§ YOUR TASK: Your answer must be an exact copy of the records below.

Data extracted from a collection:
- Opening Delimiter -
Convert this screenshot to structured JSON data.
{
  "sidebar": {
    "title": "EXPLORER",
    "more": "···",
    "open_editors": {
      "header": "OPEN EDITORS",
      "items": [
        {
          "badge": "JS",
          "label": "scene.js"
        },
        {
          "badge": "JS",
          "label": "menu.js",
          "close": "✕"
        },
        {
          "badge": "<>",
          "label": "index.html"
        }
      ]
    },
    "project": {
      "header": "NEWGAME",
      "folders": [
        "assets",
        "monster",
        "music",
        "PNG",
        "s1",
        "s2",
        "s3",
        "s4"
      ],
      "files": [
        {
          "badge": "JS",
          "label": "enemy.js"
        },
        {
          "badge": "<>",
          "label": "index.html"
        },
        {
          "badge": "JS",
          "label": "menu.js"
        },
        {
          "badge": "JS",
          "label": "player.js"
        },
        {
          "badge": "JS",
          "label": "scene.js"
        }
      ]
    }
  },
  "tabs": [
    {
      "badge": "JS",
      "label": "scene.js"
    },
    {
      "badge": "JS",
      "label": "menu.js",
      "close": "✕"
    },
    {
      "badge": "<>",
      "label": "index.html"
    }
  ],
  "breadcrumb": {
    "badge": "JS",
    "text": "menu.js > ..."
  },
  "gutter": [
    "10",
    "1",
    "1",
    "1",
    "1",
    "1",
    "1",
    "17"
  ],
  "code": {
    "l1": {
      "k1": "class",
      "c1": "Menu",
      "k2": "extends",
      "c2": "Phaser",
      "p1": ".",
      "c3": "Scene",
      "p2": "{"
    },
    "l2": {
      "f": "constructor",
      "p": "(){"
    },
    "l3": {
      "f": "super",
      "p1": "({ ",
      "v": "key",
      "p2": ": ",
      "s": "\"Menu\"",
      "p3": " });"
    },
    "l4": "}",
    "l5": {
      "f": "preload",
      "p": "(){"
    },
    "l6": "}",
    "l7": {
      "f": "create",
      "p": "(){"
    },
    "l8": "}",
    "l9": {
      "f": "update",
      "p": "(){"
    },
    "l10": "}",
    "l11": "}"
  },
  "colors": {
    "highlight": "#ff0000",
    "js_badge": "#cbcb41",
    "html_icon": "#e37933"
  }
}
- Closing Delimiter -
§ ANSWER TO THIS PROBLEM:
Convert this screenshot to structured JSON data.
{
  "sidebar": {
    "title": "EXPLORER",
    "more": "···",
    "open_editors": {
      "header": "OPEN EDITORS",
      "items": [
        {
          "badge": "JS",
          "label": "scene.js"
        },
        {
          "badge": "JS",
          "label": "menu.js",
          "close": "✕"
        },
        {
          "badge": "<>",
          "label": "index.html"
        }
      ]
    },
    "project": {
      "header": "NEWGAME",
      "folders": [
        "assets",
        "monster",
        "music",
        "PNG",
        "s1",
        "s2",
        "s3",
        "s4"
      ],
      "files": [
        {
          "badge": "JS",
          "label": "enemy.js"
        },
        {
          "badge": "<>",
          "label": "index.html"
        },
        {
          "badge": "JS",
          "label": "menu.js"
        },
        {
          "badge": "JS",
          "label": "player.js"
        },
        {
          "badge": "JS",
          "label": "scene.js"
        }
      ]
    }
  },
  "tabs": [
    {
      "badge": "JS",
      "label": "scene.js"
    },
    {
      "badge": "JS",
      "label": "menu.js",
      "close": "✕"
    },
    {
      "badge": "<>",
      "label": "index.html"
    }
  ],
  "breadcrumb": {
    "badge": "JS",
    "text": "menu.js > ..."
  },
  "gutter": [
    "10",
    "1",
    "1",
    "1",
    "1",
    "1",
    "1",
    "17"
  ],
  "code": {
    "l1": {
      "k1": "class",
      "c1": "Menu",
      "k2": "extends",
      "c2": "Phaser",
      "p1": ".",
      "c3": "Scene",
      "p2": "{"
    },
    "l2": {
      "f": "constructor",
      "p": "(){"
    },
    "l3": {
      "f": "super",
      "p1": "({ ",
      "v": "key",
      "p2": ": ",
      "s": "\"Menu\"",
      "p3": " });"
    },
    "l4": "}",
    "l5": {
      "f": "preload",
      "p": "(){"
    },
    "l6": "}",
    "l7": {
      "f": "create",
      "p": "(){"
    },
    "l8": "}",
    "l9": {
      "f": "update",
      "p": "(){"
    },
    "l10": "}",
    "l11": "}"
  },
  "colors": {
    "highlight": "#ff0000",
    "js_badge": "#cbcb41",
    "html_icon": "#e37933"
  }
}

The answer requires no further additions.